● **Work task**: Set down the records exactly as they stand, except for any pictures, which you should omit.
────────
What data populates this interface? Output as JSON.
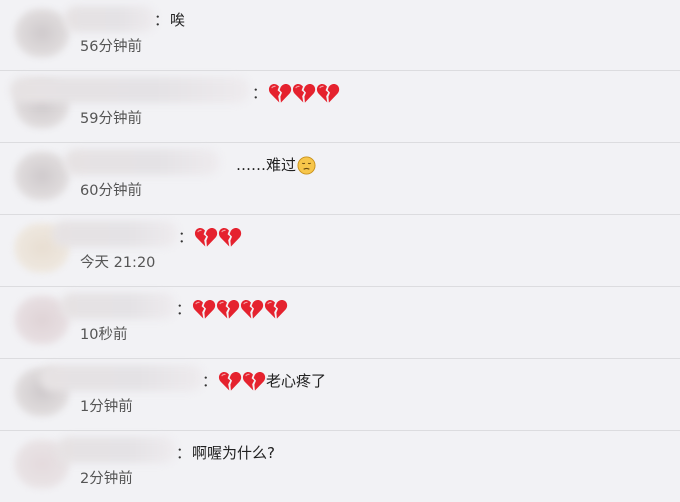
{
  "comments": [
    {
      "text": "唉",
      "hearts": 0,
      "emoji": "",
      "time": "56分钟前",
      "prefix": ""
    },
    {
      "text": "",
      "hearts": 3,
      "emoji": "",
      "time": "59分钟前",
      "prefix": ""
    },
    {
      "text": "难过",
      "hearts": 0,
      "emoji": "sad-face-icon",
      "time": "60分钟前",
      "prefix": "……"
    },
    {
      "text": "",
      "hearts": 2,
      "emoji": "",
      "time": "今天 21:20",
      "prefix": ""
    },
    {
      "text": "",
      "hearts": 4,
      "emoji": "",
      "time": "10秒前",
      "prefix": ""
    },
    {
      "text": "老心疼了",
      "hearts": 2,
      "emoji": "",
      "time": "1分钟前",
      "prefix": ""
    },
    {
      "text": "啊喔为什么?",
      "hearts": 0,
      "emoji": "",
      "time": "2分钟前",
      "prefix": ""
    }
  ],
  "separator": "：",
  "icons": {
    "heart": "broken-heart-icon",
    "sad": "sad-face-icon"
  },
  "colors": {
    "heart": "#e5222e",
    "background": "#f2f2f5"
  }
}
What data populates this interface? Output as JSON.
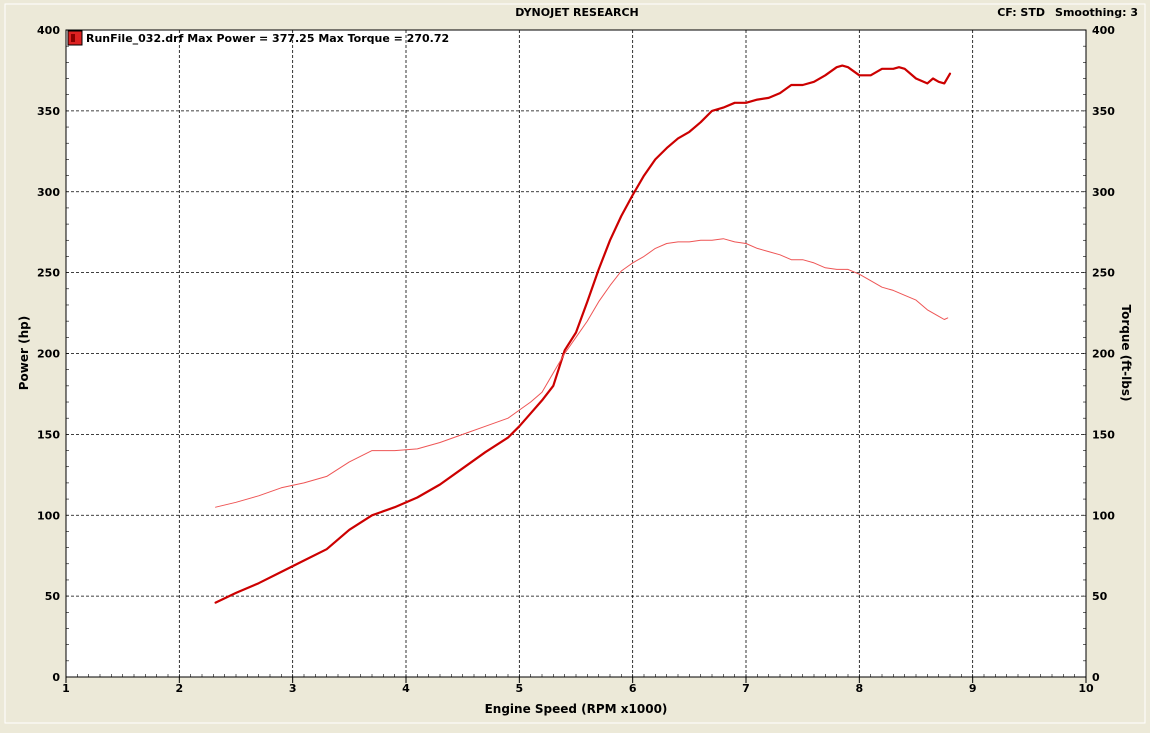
{
  "header": {
    "title": "DYNOJET RESEARCH",
    "cf_label": "CF: STD",
    "smoothing_label": "Smoothing: 3"
  },
  "legend": {
    "entry": "RunFile_032.drf Max Power = 377.25 Max Torque = 270.72"
  },
  "chart_data": {
    "type": "line",
    "title": "",
    "xlabel": "Engine Speed (RPM x1000)",
    "ylabel": "Power (hp)",
    "y2label": "Torque (ft-lbs)",
    "xlim": [
      1,
      10
    ],
    "ylim": [
      0,
      400
    ],
    "y2lim": [
      0,
      400
    ],
    "xticks": [
      "1",
      "2",
      "3",
      "4",
      "5",
      "6",
      "7",
      "8",
      "9",
      "10"
    ],
    "yticks": [
      "0",
      "50",
      "100",
      "150",
      "200",
      "250",
      "300",
      "350",
      "400"
    ],
    "grid": true,
    "legend_position": "top-left",
    "series": [
      {
        "name": "Power",
        "axis": "left",
        "color": "#cc0000",
        "x": [
          2.32,
          2.5,
          2.7,
          2.9,
          3.1,
          3.3,
          3.5,
          3.7,
          3.9,
          4.1,
          4.3,
          4.5,
          4.7,
          4.9,
          5.0,
          5.1,
          5.2,
          5.3,
          5.4,
          5.5,
          5.6,
          5.7,
          5.8,
          5.9,
          6.0,
          6.1,
          6.2,
          6.3,
          6.4,
          6.5,
          6.6,
          6.7,
          6.8,
          6.9,
          7.0,
          7.1,
          7.2,
          7.3,
          7.4,
          7.5,
          7.6,
          7.7,
          7.8,
          7.85,
          7.9,
          8.0,
          8.1,
          8.2,
          8.3,
          8.35,
          8.4,
          8.5,
          8.6,
          8.65,
          8.7,
          8.75,
          8.8
        ],
        "values": [
          46,
          52,
          58,
          65,
          72,
          79,
          91,
          100,
          105,
          111,
          119,
          129,
          139,
          148,
          155,
          163,
          171,
          180,
          202,
          213,
          232,
          252,
          270,
          285,
          298,
          310,
          320,
          327,
          333,
          337,
          343,
          350,
          352,
          355,
          355,
          357,
          358,
          361,
          366,
          366,
          368,
          372,
          377,
          378,
          377,
          372,
          372,
          376,
          376,
          377,
          376,
          370,
          367,
          370,
          368,
          367,
          373
        ]
      },
      {
        "name": "Torque",
        "axis": "right",
        "color": "#ee5555",
        "x": [
          2.32,
          2.5,
          2.7,
          2.9,
          3.1,
          3.3,
          3.5,
          3.7,
          3.9,
          4.1,
          4.3,
          4.5,
          4.7,
          4.9,
          5.0,
          5.1,
          5.2,
          5.3,
          5.4,
          5.5,
          5.6,
          5.7,
          5.8,
          5.9,
          6.0,
          6.1,
          6.2,
          6.3,
          6.4,
          6.5,
          6.6,
          6.7,
          6.8,
          6.9,
          7.0,
          7.1,
          7.2,
          7.3,
          7.4,
          7.5,
          7.6,
          7.7,
          7.8,
          7.9,
          8.0,
          8.1,
          8.2,
          8.3,
          8.4,
          8.5,
          8.6,
          8.7,
          8.75,
          8.78
        ],
        "values": [
          105,
          108,
          112,
          117,
          120,
          124,
          133,
          140,
          140,
          141,
          145,
          150,
          155,
          160,
          165,
          170,
          176,
          188,
          200,
          210,
          220,
          232,
          242,
          251,
          256,
          260,
          265,
          268,
          269,
          269,
          270,
          270,
          271,
          269,
          268,
          265,
          263,
          261,
          258,
          258,
          256,
          253,
          252,
          252,
          249,
          245,
          241,
          239,
          236,
          233,
          227,
          223,
          221,
          222
        ]
      }
    ]
  },
  "colors": {
    "background": "#ece9d8",
    "plot_background": "#ffffff",
    "power_line": "#cc0000",
    "torque_line": "#ee5555"
  }
}
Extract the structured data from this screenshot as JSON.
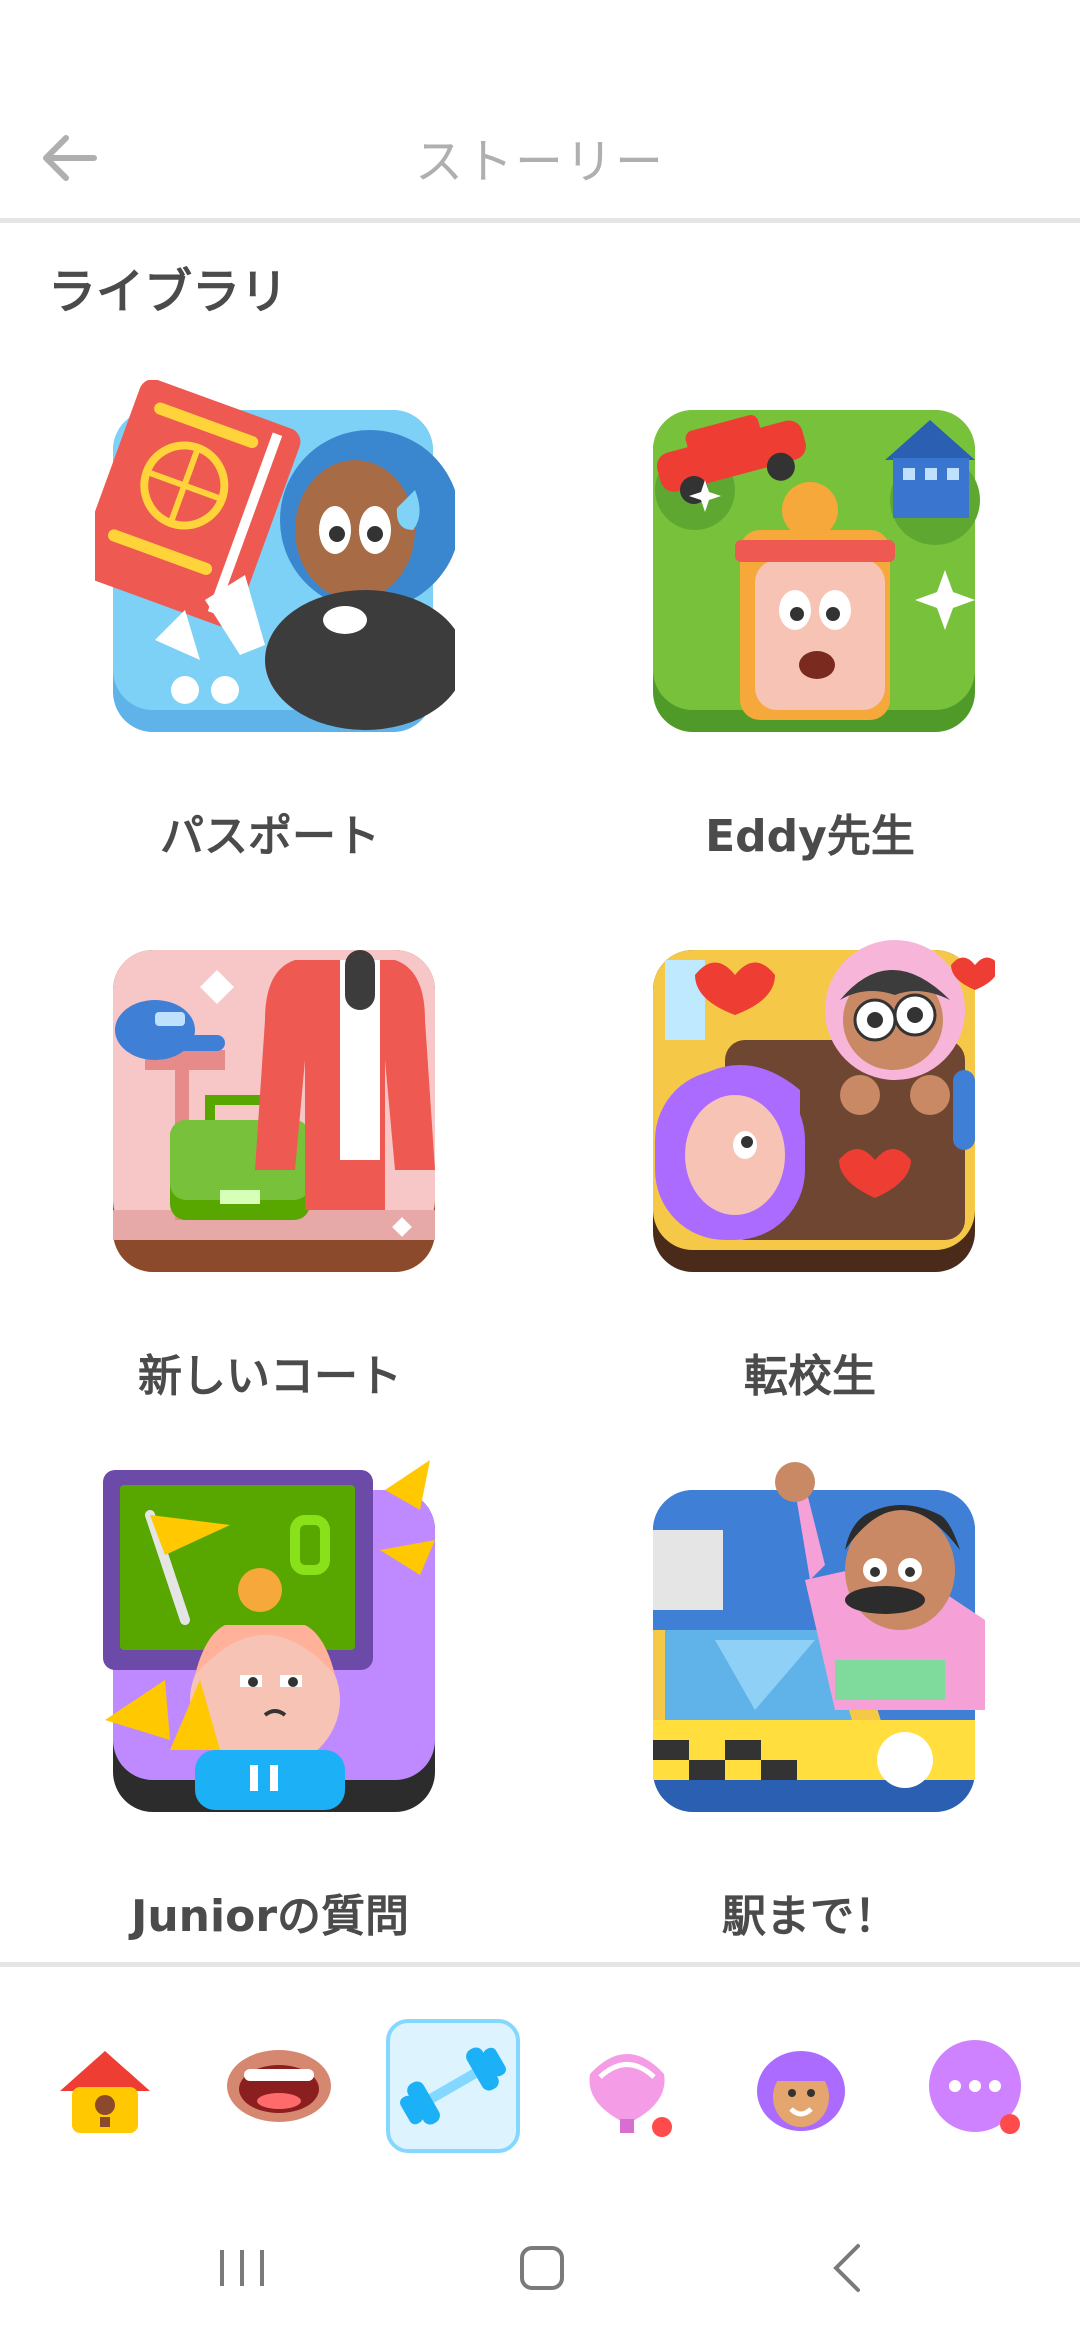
{
  "header": {
    "title": "ストーリー",
    "back_icon": "arrow-left-icon"
  },
  "library": {
    "title": "ライブラリ"
  },
  "stories": [
    {
      "title": "パスポート",
      "icon": "passport-story-art"
    },
    {
      "title": "Eddy先生",
      "icon": "teacher-eddy-story-art"
    },
    {
      "title": "新しいコート",
      "icon": "new-coat-story-art"
    },
    {
      "title": "転校生",
      "icon": "transfer-student-story-art"
    },
    {
      "title": "Juniorの質問",
      "icon": "junior-question-story-art"
    },
    {
      "title": "駅まで！",
      "icon": "to-the-station-story-art"
    }
  ],
  "tabs": [
    {
      "icon": "home-icon"
    },
    {
      "icon": "mouth-icon"
    },
    {
      "icon": "dumbbell-icon",
      "active": true
    },
    {
      "icon": "shell-icon"
    },
    {
      "icon": "character-icon"
    },
    {
      "icon": "more-icon"
    }
  ],
  "colors": {
    "accent_blue": "#1cb0f6",
    "divider": "#e5e5e5",
    "text": "#4b4b4b",
    "muted": "#afafaf",
    "notification_red": "#ff4b4b"
  }
}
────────
● **Solution to the exercise**:
What data populates this interface? Output as JSON.
{
  "comments": [
    {
      "text": "唉",
      "hearts": 0,
      "emoji": "",
      "time": "56分钟前",
      "prefix": ""
    },
    {
      "text": "",
      "hearts": 3,
      "emoji": "",
      "time": "59分钟前",
      "prefix": ""
    },
    {
      "text": "难过",
      "hearts": 0,
      "emoji": "sad-face-icon",
      "time": "60分钟前",
      "prefix": "……"
    },
    {
      "text": "",
      "hearts": 2,
      "emoji": "",
      "time": "今天 21:20",
      "prefix": ""
    },
    {
      "text": "",
      "hearts": 4,
      "emoji": "",
      "time": "10秒前",
      "prefix": ""
    },
    {
      "text": "老心疼了",
      "hearts": 2,
      "emoji": "",
      "time": "1分钟前",
      "prefix": ""
    },
    {
      "text": "啊喔为什么?",
      "hearts": 0,
      "emoji": "",
      "time": "2分钟前",
      "prefix": ""
    }
  ],
  "separator": "：",
  "icons": {
    "heart": "broken-heart-icon",
    "sad": "sad-face-icon"
  },
  "colors": {
    "heart": "#e5222e",
    "background": "#f2f2f5"
  }
}
What data populates this interface? Output as JSON.
{
  "header": {
    "title": "DYNOJET RESEARCH",
    "cf_label": "CF: STD",
    "smoothing_label": "Smoothing: 3"
  },
  "legend": {
    "entry": "RunFile_032.drf Max Power = 377.25 Max Torque = 270.72"
  },
  "chart_data": {
    "type": "line",
    "title": "",
    "xlabel": "Engine Speed (RPM x1000)",
    "ylabel": "Power (hp)",
    "y2label": "Torque (ft-lbs)",
    "xlim": [
      1,
      10
    ],
    "ylim": [
      0,
      400
    ],
    "y2lim": [
      0,
      400
    ],
    "xticks": [
      "1",
      "2",
      "3",
      "4",
      "5",
      "6",
      "7",
      "8",
      "9",
      "10"
    ],
    "yticks": [
      "0",
      "50",
      "100",
      "150",
      "200",
      "250",
      "300",
      "350",
      "400"
    ],
    "grid": true,
    "legend_position": "top-left",
    "series": [
      {
        "name": "Power",
        "axis": "left",
        "color": "#cc0000",
        "x": [
          2.32,
          2.5,
          2.7,
          2.9,
          3.1,
          3.3,
          3.5,
          3.7,
          3.9,
          4.1,
          4.3,
          4.5,
          4.7,
          4.9,
          5.0,
          5.1,
          5.2,
          5.3,
          5.4,
          5.5,
          5.6,
          5.7,
          5.8,
          5.9,
          6.0,
          6.1,
          6.2,
          6.3,
          6.4,
          6.5,
          6.6,
          6.7,
          6.8,
          6.9,
          7.0,
          7.1,
          7.2,
          7.3,
          7.4,
          7.5,
          7.6,
          7.7,
          7.8,
          7.85,
          7.9,
          8.0,
          8.1,
          8.2,
          8.3,
          8.35,
          8.4,
          8.5,
          8.6,
          8.65,
          8.7,
          8.75,
          8.8
        ],
        "values": [
          46,
          52,
          58,
          65,
          72,
          79,
          91,
          100,
          105,
          111,
          119,
          129,
          139,
          148,
          155,
          163,
          171,
          180,
          202,
          213,
          232,
          252,
          270,
          285,
          298,
          310,
          320,
          327,
          333,
          337,
          343,
          350,
          352,
          355,
          355,
          357,
          358,
          361,
          366,
          366,
          368,
          372,
          377,
          378,
          377,
          372,
          372,
          376,
          376,
          377,
          376,
          370,
          367,
          370,
          368,
          367,
          373
        ]
      },
      {
        "name": "Torque",
        "axis": "right",
        "color": "#ee5555",
        "x": [
          2.32,
          2.5,
          2.7,
          2.9,
          3.1,
          3.3,
          3.5,
          3.7,
          3.9,
          4.1,
          4.3,
          4.5,
          4.7,
          4.9,
          5.0,
          5.1,
          5.2,
          5.3,
          5.4,
          5.5,
          5.6,
          5.7,
          5.8,
          5.9,
          6.0,
          6.1,
          6.2,
          6.3,
          6.4,
          6.5,
          6.6,
          6.7,
          6.8,
          6.9,
          7.0,
          7.1,
          7.2,
          7.3,
          7.4,
          7.5,
          7.6,
          7.7,
          7.8,
          7.9,
          8.0,
          8.1,
          8.2,
          8.3,
          8.4,
          8.5,
          8.6,
          8.7,
          8.75,
          8.78
        ],
        "values": [
          105,
          108,
          112,
          117,
          120,
          124,
          133,
          140,
          140,
          141,
          145,
          150,
          155,
          160,
          165,
          170,
          176,
          188,
          200,
          210,
          220,
          232,
          242,
          251,
          256,
          260,
          265,
          268,
          269,
          269,
          270,
          270,
          271,
          269,
          268,
          265,
          263,
          261,
          258,
          258,
          256,
          253,
          252,
          252,
          249,
          245,
          241,
          239,
          236,
          233,
          227,
          223,
          221,
          222
        ]
      }
    ]
  },
  "colors": {
    "background": "#ece9d8",
    "plot_background": "#ffffff",
    "power_line": "#cc0000",
    "torque_line": "#ee5555"
  }
}
Extract the structured data from this screenshot as JSON.
{
  "header": {
    "title": "ストーリー",
    "back_icon": "arrow-left-icon"
  },
  "library": {
    "title": "ライブラリ"
  },
  "stories": [
    {
      "title": "パスポート",
      "icon": "passport-story-art"
    },
    {
      "title": "Eddy先生",
      "icon": "teacher-eddy-story-art"
    },
    {
      "title": "新しいコート",
      "icon": "new-coat-story-art"
    },
    {
      "title": "転校生",
      "icon": "transfer-student-story-art"
    },
    {
      "title": "Juniorの質問",
      "icon": "junior-question-story-art"
    },
    {
      "title": "駅まで！",
      "icon": "to-the-station-story-art"
    }
  ],
  "tabs": [
    {
      "icon": "home-icon"
    },
    {
      "icon": "mouth-icon"
    },
    {
      "icon": "dumbbell-icon",
      "active": true
    },
    {
      "icon": "shell-icon"
    },
    {
      "icon": "character-icon"
    },
    {
      "icon": "more-icon"
    }
  ],
  "colors": {
    "accent_blue": "#1cb0f6",
    "divider": "#e5e5e5",
    "text": "#4b4b4b",
    "muted": "#afafaf",
    "notification_red": "#ff4b4b"
  }
}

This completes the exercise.